Frank Norcross was born on his parent’s ranch about 4 miles from Reno. He attended the District Country School and when the State University at Reno was established in 1886, he was one of three students in the graduating class of 1892. He then pursued his law degree at Georgetown University and after terms as Washoe County District Attorney, Nevada State Assemblyman, and a private law practice, he was nominated and elected to the Supreme Court in 1904. In 1928, Norcross was nominated by President Calvin Coolidge to a seat on the United States District Court of Nevada. Norcross was confirmed by the United States Senate on April 17, 1928, and received his commission the same day. He assumed senior status on April 30, 1945, serving in that capacity until his death in 1952.

MORE about the the Norcross Building
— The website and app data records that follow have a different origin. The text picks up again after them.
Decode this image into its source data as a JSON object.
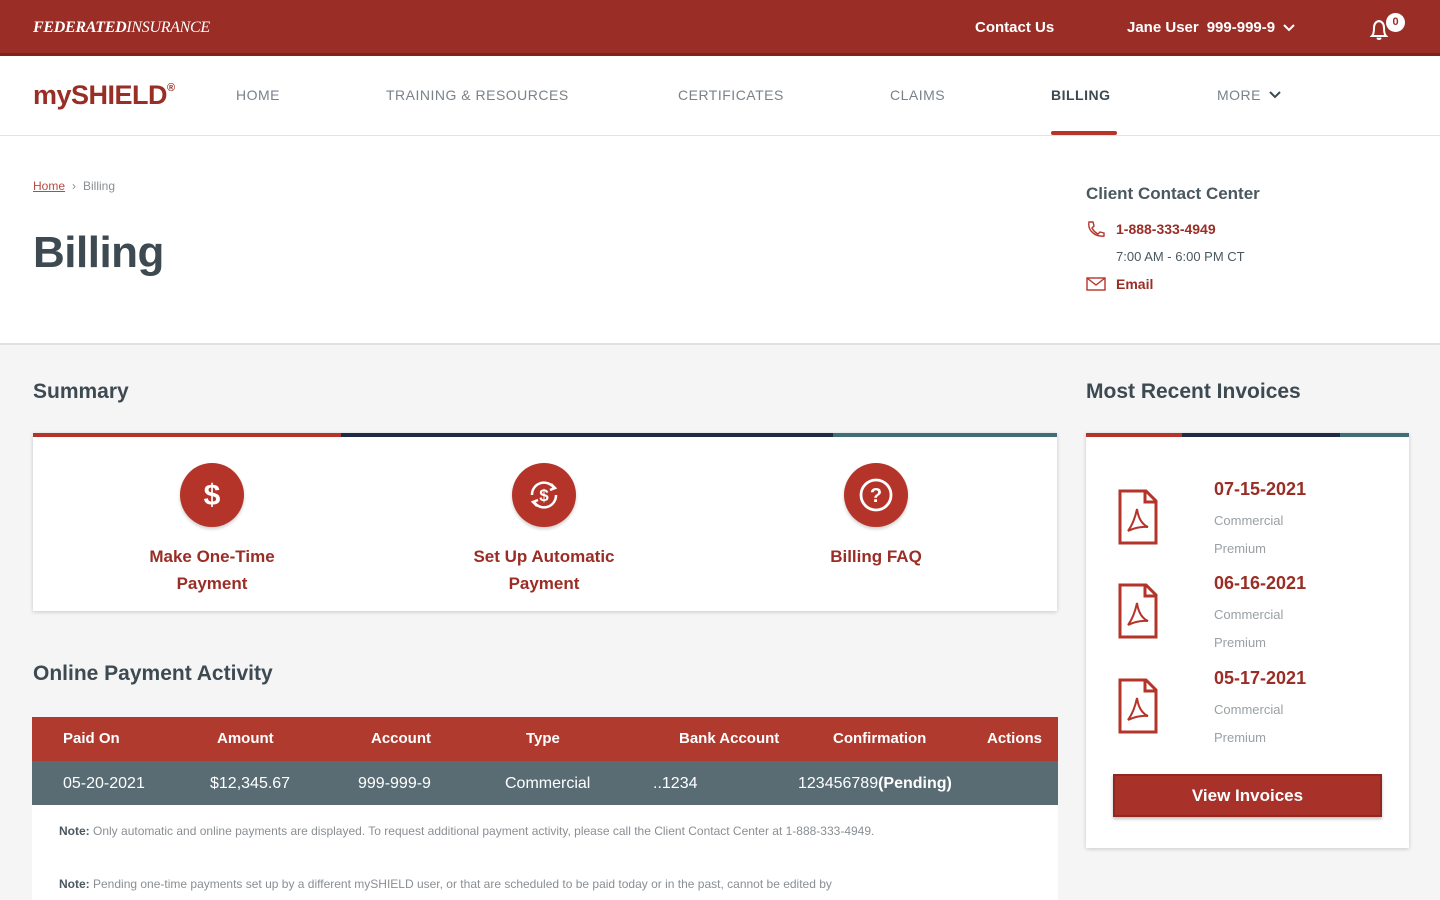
{
  "topbar": {
    "logo_federated": "FEDERATED",
    "logo_insurance": "INSURANCE",
    "contact_us": "Contact Us",
    "user_name": "Jane User",
    "user_account": "999-999-9",
    "notification_count": "0"
  },
  "nav": {
    "brand": "mySHIELD",
    "brand_mark": "®",
    "items": [
      {
        "label": "HOME"
      },
      {
        "label": "TRAINING & RESOURCES"
      },
      {
        "label": "CERTIFICATES"
      },
      {
        "label": "CLAIMS"
      },
      {
        "label": "BILLING",
        "active": true
      },
      {
        "label": "MORE"
      }
    ]
  },
  "breadcrumb": {
    "home": "Home",
    "separator": "›",
    "current": "Billing"
  },
  "page_title": "Billing",
  "contact_center": {
    "title": "Client Contact Center",
    "phone": "1-888-333-4949",
    "hours": "7:00 AM - 6:00 PM CT",
    "email": "Email"
  },
  "summary": {
    "title": "Summary",
    "actions": [
      {
        "line1": "Make One-Time",
        "line2": "Payment",
        "icon": "dollar-icon"
      },
      {
        "line1": "Set Up Automatic",
        "line2": "Payment",
        "icon": "auto-pay-icon"
      },
      {
        "line1": "Billing FAQ",
        "line2": "",
        "icon": "question-icon"
      }
    ]
  },
  "activity": {
    "title": "Online Payment Activity",
    "columns": [
      "Paid On",
      "Amount",
      "Account",
      "Type",
      "Bank Account",
      "Confirmation",
      "Actions"
    ],
    "rows": [
      {
        "paid_on": "05-20-2021",
        "amount": "$12,345.67",
        "account": "999-999-9",
        "type": "Commercial",
        "bank": "..1234",
        "confirmation": "123456789",
        "status": "(Pending)"
      }
    ],
    "note1_label": "Note:",
    "note1_text": " Only automatic and online payments are displayed. To request additional payment activity, please call the Client Contact Center at 1-888-333-4949.",
    "note2_label": "Note:",
    "note2_text": " Pending one-time payments set up by a different mySHIELD user, or that are scheduled to be paid today or in the past, cannot be edited by"
  },
  "invoices": {
    "title": "Most Recent Invoices",
    "items": [
      {
        "date": "07-15-2021",
        "desc": "Commercial Premium"
      },
      {
        "date": "06-16-2021",
        "desc": "Commercial Premium"
      },
      {
        "date": "05-17-2021",
        "desc": "Commercial Premium"
      }
    ],
    "button": "View Invoices"
  },
  "colors": {
    "brand_red": "#9a2d25",
    "slate": "#596c74",
    "navy": "#1f2a44",
    "teal": "#3e6e78"
  }
}
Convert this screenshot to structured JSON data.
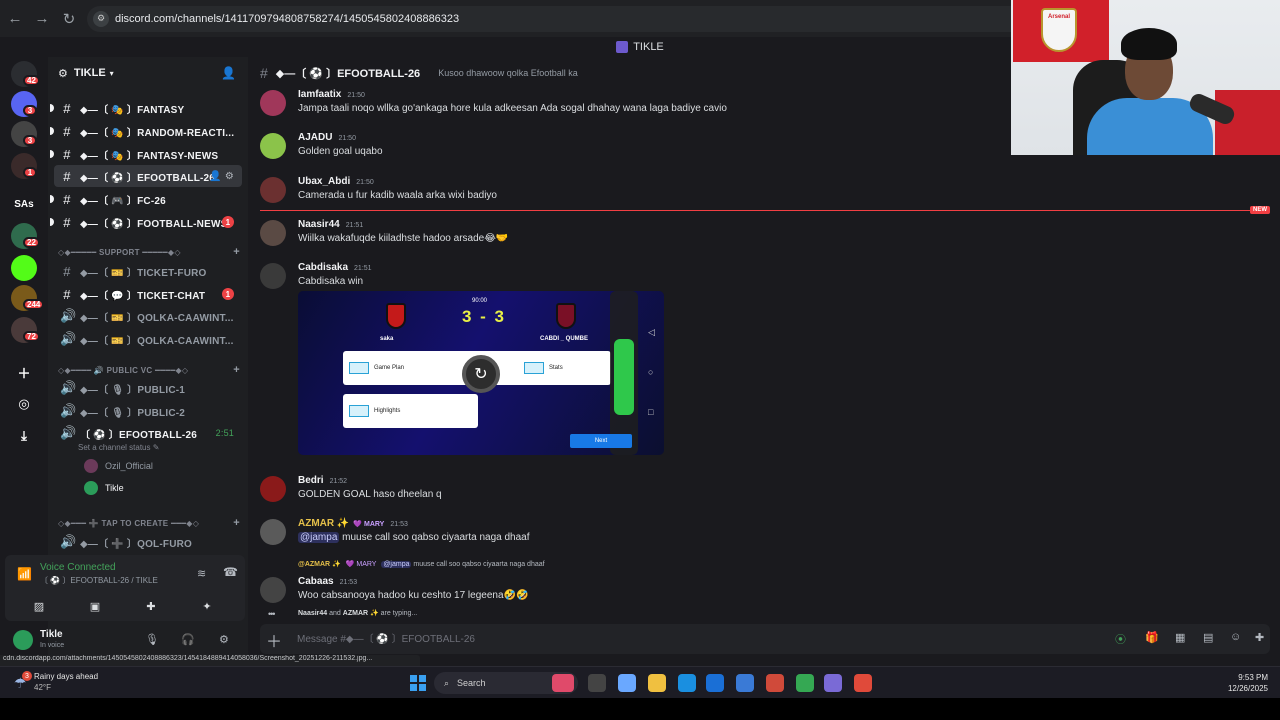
{
  "browser": {
    "url": "discord.com/channels/1411709794808758274/1450545802408886323"
  },
  "window_title": "TIKLE",
  "server_rail": [
    {
      "label": "",
      "badge": "42",
      "color": "#2b2d31"
    },
    {
      "label": "",
      "badge": "3",
      "color": "#5865f2"
    },
    {
      "label": "",
      "badge": "3",
      "color": "#444"
    },
    {
      "label": "",
      "badge": "1",
      "color": "#3a2a2a"
    },
    {
      "label": "SAs",
      "badge": "",
      "color": "#1a1a1e"
    },
    {
      "label": "",
      "badge": "22",
      "color": "#2f6b4d"
    },
    {
      "label": "",
      "badge": "",
      "color": "#53fc18"
    },
    {
      "label": "",
      "badge": "244",
      "color": "#7a5a1a"
    },
    {
      "label": "",
      "badge": "72",
      "color": "#4a3a3a"
    }
  ],
  "guild": {
    "name": "TIKLE"
  },
  "channels": [
    {
      "name": "◆—〔 🎭 〕FANTASY",
      "icon": "#",
      "badge": ""
    },
    {
      "name": "◆—〔 🎭 〕RANDOM-REACTI...",
      "icon": "#",
      "badge": ""
    },
    {
      "name": "◆—〔 🎭 〕FANTASY-NEWS",
      "icon": "#",
      "badge": ""
    },
    {
      "name": "◆—〔 ⚽ 〕EFOOTBALL-26",
      "icon": "#",
      "badge": ""
    },
    {
      "name": "◆—〔 🎮 〕FC-26",
      "icon": "#",
      "badge": ""
    },
    {
      "name": "◆—〔 ⚽ 〕FOOTBALL-NEWS",
      "icon": "#",
      "badge": "1"
    }
  ],
  "support_category": "◇◆━━━━━ SUPPORT ━━━━━◆◇",
  "support_channels": [
    {
      "name": "◆—〔 🎫 〕TICKET-FURO",
      "icon": "#",
      "badge": ""
    },
    {
      "name": "◆—〔 💬 〕TICKET-CHAT",
      "icon": "#",
      "badge": "1"
    },
    {
      "name": "◆—〔 🎫 〕QOLKA-CAAWINT...",
      "icon": "🔊",
      "badge": ""
    },
    {
      "name": "◆—〔 🎫 〕QOLKA-CAAWINT...",
      "icon": "🔊",
      "badge": ""
    }
  ],
  "vc_category": "◇◆━━━━ 🔊 PUBLIC VC ━━━━◆◇",
  "vc_channels": [
    {
      "name": "◆—〔 🎙 〕PUBLIC-1",
      "icon": "🔊"
    },
    {
      "name": "◆—〔 🎙 〕PUBLIC-2",
      "icon": "🔊"
    }
  ],
  "active_vc": {
    "name": "〔 ⚽ 〕EFOOTBALL-26",
    "time": "2:51",
    "status_prompt": "Set a channel status ✎",
    "users": [
      {
        "name": "Ozil_Official",
        "color": "#6b3a5a"
      },
      {
        "name": "Tikle",
        "color": "#2b9c5a"
      }
    ]
  },
  "create_category": "◇◆━━━ ➕ TAP TO CREATE ━━━◆◇",
  "create_channels": [
    {
      "name": "◆—〔 ➕ 〕QOL-FURO",
      "icon": "🔊"
    }
  ],
  "voice_panel": {
    "status": "Voice Connected",
    "location": "〔 ⚽ 〕EFOOTBALL-26 / TIKLE"
  },
  "user_panel": {
    "name": "Tikle",
    "status": "In voice"
  },
  "channel_header": {
    "name": "◆—〔 ⚽ 〕EFOOTBALL-26",
    "topic": "Kusoo dhawoow qolka Efootball ka"
  },
  "messages": [
    {
      "author": "Iamfaatix",
      "time": "21:50",
      "text": "Jampa taali noqo wllka go'ankaga hore kula adkeesan Ada sogal dhahay wana laga badiye cavio",
      "avatar": "#a0375a"
    },
    {
      "author": "AJADU",
      "time": "21:50",
      "text": "Golden goal uqabo",
      "avatar": "#8bc34a"
    },
    {
      "author": "Ubax_Abdi",
      "time": "21:50",
      "text": "Camerada u fur kadib waala arka wixi badiyo",
      "avatar": "#6b3030"
    },
    {
      "author": "Naasir44",
      "time": "21:51",
      "text": "Wiilka wakafuqde kiiladhste  hadoo arsade😂🤝",
      "avatar": "#5a4a44"
    },
    {
      "author": "Cabdisaka",
      "time": "21:51",
      "text": "Cabdisaka win",
      "avatar": "#3a3a3a"
    },
    {
      "author": "Bedri",
      "time": "21:52",
      "text": "GOLDEN GOAL haso dheelan q",
      "avatar": "#8a1a1a"
    },
    {
      "author": "AZMAR ✨",
      "time": "21:53",
      "role": "💜 MARY",
      "mention": "@jampa",
      "text": " muuse call soo qabso ciyaarta naga dhaaf",
      "avatar": "#5a5a5a"
    },
    {
      "author": "Cabaas",
      "time": "21:53",
      "text": "Woo cabsanooya hadoo ku ceshto 17 legeena🤣🤣",
      "avatar": "#444"
    }
  ],
  "reply_preview": {
    "author": "@AZMAR ✨",
    "role": "💜 MARY",
    "mention": "@jampa",
    "text": " muuse call soo qabso ciyaarta naga dhaaf"
  },
  "new_label": "NEW",
  "attachment": {
    "clock": "90:00",
    "score": "3 - 3",
    "team1": "saka",
    "team2": "CABDI _ QUMBE",
    "menu": [
      "Game Plan",
      "Stats",
      "Highlights"
    ],
    "next_label": "Next"
  },
  "typing": {
    "user1": "Naasir44",
    "joiner": " and ",
    "user2": "AZMAR ✨",
    "suffix": " are typing..."
  },
  "composer": {
    "placeholder": "Message #◆—〔 ⚽ 〕EFOOTBALL-26"
  },
  "status_url": "cdn.discordapp.com/attachments/1450545802408886323/1454184889414058036/Screenshot_20251226-211532.jpg...",
  "taskbar": {
    "weather_badge": "3",
    "weather": "Rainy days ahead",
    "temp": "42°F",
    "search": "Search",
    "time": "9:53 PM",
    "date": "12/26/2025",
    "apps": [
      "#e04a6a",
      "#444",
      "#6aa8ff",
      "#f0c040",
      "#1a8fe0",
      "#1a6fd6",
      "#3a7ad6",
      "#d04a3a",
      "#35a853",
      "#7a6ad6",
      "#e04a3a"
    ]
  },
  "webcam": {
    "flag_text": "Arsenal"
  }
}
In 1917, John A. Sanders, also a Chief Justice of the Supreme Court, became the second occupant of the mansion. Over time, the building had several other residents, including Margaret Brodigan, a famous Ormsby County Clerk, and the Holy Family Order (Catholic nuns), but became vacant in 1963. In 1970, Nevada Governor Paul Laxalt purchased the building to be used as an office for his law firm. The structure was completely restored with a sleeping room and bath in the expanded attic. The first floor decor was a miniature version of the Blue Room in the White House in Washington D.C. The second level was restored with furniture from the Moffet Mansion in Reno, including the chandelier and paneling, as well as French doors and windows imported from France and Belgium.